++++ Task input

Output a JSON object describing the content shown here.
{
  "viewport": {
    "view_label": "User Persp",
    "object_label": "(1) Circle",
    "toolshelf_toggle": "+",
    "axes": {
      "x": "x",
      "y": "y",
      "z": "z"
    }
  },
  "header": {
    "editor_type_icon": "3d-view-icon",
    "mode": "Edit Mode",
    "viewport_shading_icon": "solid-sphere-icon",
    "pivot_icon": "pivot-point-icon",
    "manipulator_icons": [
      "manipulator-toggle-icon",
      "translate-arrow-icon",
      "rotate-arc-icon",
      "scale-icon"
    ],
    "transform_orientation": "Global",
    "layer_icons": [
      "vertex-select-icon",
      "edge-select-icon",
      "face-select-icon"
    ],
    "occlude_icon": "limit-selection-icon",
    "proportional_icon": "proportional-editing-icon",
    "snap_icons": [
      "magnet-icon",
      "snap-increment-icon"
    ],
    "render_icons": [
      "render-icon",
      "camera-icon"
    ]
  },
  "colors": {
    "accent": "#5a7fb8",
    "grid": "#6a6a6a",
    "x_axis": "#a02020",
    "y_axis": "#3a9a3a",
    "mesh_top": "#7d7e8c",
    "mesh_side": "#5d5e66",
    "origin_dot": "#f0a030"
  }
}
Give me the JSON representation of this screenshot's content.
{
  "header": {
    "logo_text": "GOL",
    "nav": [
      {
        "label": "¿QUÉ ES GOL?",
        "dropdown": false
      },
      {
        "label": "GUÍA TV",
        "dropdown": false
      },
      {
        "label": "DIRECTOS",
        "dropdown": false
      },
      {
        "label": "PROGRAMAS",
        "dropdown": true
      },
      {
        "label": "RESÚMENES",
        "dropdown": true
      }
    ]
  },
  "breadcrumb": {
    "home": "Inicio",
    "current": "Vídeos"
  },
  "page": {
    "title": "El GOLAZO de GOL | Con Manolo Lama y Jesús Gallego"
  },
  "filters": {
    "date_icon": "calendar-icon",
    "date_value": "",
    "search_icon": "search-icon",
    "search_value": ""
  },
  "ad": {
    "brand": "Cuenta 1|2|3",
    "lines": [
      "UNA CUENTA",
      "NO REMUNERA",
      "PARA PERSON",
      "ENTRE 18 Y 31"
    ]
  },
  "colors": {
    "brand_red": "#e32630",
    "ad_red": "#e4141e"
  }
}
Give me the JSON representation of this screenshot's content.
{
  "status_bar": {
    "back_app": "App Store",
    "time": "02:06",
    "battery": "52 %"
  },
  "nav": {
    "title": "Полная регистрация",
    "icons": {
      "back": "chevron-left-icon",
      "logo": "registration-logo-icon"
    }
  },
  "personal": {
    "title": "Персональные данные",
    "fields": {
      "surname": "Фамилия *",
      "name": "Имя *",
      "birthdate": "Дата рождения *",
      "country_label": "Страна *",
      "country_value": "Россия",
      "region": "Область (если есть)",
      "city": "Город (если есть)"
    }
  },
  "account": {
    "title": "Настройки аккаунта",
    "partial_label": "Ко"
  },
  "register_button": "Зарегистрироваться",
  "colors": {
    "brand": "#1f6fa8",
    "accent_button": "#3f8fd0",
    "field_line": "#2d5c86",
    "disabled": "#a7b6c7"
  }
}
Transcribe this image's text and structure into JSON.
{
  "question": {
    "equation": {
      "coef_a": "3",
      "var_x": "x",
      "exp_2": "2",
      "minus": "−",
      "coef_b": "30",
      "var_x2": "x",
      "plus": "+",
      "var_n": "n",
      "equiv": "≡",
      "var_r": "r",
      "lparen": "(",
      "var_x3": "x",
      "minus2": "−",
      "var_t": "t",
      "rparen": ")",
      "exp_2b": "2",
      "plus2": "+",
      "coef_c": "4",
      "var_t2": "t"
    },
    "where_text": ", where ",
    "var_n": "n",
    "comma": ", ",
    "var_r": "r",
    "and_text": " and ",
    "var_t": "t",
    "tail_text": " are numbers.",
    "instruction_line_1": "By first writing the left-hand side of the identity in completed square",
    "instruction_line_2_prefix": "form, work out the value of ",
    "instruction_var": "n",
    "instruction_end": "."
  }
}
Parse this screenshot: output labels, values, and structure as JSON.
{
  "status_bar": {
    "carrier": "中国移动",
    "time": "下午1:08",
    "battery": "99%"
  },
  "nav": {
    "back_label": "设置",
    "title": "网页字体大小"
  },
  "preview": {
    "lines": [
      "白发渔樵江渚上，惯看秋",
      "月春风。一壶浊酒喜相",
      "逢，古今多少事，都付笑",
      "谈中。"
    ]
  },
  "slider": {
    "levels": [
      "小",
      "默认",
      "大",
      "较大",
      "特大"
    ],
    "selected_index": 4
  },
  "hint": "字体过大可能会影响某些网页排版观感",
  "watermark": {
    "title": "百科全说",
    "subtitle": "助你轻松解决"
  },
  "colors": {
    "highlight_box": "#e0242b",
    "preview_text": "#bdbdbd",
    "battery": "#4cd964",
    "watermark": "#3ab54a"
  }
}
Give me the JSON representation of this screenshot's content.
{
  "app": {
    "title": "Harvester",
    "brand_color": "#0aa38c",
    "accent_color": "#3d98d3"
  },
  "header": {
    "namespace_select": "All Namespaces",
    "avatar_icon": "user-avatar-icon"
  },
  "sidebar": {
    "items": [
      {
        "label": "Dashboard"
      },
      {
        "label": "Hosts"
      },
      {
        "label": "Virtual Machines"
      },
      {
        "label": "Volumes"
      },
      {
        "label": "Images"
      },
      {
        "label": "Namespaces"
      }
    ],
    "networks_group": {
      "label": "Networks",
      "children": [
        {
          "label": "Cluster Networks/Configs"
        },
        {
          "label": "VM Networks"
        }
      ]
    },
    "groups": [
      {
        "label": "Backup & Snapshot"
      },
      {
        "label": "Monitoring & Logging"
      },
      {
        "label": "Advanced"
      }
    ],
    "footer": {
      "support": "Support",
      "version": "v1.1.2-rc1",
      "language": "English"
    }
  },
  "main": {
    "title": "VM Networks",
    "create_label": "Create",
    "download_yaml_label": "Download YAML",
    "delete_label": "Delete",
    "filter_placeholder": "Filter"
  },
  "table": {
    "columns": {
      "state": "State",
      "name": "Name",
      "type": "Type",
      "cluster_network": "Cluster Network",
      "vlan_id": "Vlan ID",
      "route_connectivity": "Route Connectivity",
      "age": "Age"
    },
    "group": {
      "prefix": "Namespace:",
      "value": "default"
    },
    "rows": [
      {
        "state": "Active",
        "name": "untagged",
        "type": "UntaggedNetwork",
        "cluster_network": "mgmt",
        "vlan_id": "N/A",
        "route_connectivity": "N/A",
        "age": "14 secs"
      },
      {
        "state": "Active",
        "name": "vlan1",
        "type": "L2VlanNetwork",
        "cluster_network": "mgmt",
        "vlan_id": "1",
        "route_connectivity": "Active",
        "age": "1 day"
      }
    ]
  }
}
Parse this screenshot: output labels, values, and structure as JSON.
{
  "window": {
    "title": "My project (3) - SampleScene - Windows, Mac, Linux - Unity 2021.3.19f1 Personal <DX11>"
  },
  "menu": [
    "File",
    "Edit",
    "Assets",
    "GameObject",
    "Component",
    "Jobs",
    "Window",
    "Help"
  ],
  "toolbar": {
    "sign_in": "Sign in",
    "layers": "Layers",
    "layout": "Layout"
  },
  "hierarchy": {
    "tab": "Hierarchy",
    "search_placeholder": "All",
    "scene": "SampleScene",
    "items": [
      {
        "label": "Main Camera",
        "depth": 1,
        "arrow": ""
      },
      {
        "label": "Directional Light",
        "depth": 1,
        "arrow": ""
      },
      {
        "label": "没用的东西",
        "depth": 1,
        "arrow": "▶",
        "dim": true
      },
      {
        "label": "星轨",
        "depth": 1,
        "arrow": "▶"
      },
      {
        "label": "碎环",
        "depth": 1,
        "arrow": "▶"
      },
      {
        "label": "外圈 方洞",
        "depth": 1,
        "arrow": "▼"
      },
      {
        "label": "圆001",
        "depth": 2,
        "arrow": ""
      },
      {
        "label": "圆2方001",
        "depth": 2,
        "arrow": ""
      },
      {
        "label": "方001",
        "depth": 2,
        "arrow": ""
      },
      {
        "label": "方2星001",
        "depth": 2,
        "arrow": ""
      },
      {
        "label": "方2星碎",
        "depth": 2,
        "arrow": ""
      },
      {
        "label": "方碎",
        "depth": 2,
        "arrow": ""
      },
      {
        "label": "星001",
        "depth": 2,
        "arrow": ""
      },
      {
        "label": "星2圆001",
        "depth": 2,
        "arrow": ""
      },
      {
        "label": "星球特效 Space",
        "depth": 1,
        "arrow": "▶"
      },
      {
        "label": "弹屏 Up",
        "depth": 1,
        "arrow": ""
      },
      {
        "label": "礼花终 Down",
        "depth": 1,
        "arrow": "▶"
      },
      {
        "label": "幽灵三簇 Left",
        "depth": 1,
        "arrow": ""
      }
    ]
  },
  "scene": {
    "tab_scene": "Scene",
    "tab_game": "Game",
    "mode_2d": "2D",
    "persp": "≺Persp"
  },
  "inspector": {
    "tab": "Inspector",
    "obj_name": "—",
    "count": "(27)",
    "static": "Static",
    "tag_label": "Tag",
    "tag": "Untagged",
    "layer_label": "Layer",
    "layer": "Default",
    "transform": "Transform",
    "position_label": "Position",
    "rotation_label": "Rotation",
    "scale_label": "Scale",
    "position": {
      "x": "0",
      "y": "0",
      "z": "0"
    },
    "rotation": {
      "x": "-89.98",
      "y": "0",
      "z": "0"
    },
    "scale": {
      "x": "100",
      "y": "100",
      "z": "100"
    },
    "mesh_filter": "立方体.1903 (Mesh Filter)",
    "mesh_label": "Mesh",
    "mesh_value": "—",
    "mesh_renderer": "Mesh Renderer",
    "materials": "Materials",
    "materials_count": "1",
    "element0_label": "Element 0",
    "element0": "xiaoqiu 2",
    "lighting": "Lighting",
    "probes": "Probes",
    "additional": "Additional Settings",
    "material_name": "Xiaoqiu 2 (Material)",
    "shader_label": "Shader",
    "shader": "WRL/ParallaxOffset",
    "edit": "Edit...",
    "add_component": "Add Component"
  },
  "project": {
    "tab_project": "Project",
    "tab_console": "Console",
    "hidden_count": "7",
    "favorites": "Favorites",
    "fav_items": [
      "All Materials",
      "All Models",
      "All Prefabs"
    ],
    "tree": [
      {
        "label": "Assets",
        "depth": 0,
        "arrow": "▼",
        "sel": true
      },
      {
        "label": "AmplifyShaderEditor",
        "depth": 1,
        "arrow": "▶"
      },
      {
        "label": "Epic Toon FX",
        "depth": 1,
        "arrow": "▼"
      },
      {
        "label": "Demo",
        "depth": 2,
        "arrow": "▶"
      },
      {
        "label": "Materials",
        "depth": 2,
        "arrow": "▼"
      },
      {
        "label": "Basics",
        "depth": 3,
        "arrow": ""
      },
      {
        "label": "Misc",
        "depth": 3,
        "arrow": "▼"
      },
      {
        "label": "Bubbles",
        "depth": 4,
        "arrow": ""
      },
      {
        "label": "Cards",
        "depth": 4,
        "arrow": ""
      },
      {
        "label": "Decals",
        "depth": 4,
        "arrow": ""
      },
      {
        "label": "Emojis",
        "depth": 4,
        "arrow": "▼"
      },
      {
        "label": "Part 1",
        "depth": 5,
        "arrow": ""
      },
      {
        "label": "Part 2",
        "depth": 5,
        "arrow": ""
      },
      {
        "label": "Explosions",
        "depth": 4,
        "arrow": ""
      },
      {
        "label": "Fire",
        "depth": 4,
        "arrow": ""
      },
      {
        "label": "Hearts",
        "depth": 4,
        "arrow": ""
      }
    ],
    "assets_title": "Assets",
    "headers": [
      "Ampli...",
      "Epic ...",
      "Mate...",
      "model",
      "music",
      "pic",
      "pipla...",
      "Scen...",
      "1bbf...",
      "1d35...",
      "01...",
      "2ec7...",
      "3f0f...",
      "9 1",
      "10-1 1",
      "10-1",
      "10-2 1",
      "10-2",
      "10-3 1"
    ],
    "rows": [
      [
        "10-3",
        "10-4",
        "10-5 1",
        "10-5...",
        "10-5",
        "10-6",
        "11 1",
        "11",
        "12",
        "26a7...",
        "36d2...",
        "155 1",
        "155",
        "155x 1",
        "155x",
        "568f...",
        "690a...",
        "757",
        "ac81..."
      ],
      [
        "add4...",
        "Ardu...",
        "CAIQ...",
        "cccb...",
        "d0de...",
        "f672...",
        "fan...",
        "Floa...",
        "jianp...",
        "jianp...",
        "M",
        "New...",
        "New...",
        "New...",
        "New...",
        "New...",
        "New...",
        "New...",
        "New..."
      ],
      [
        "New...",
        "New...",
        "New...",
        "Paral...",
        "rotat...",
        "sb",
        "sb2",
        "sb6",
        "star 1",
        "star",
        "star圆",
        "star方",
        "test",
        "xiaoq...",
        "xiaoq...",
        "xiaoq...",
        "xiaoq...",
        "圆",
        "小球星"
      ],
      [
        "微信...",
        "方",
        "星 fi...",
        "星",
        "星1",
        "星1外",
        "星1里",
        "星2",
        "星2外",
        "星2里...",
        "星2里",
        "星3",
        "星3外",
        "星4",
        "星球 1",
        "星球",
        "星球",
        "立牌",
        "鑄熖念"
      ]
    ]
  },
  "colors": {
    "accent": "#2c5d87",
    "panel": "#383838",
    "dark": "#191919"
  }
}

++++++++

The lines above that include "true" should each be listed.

#### Exercise output:
        "dropdown": true
        "dropdown": true
        "dim": true
        "sel": true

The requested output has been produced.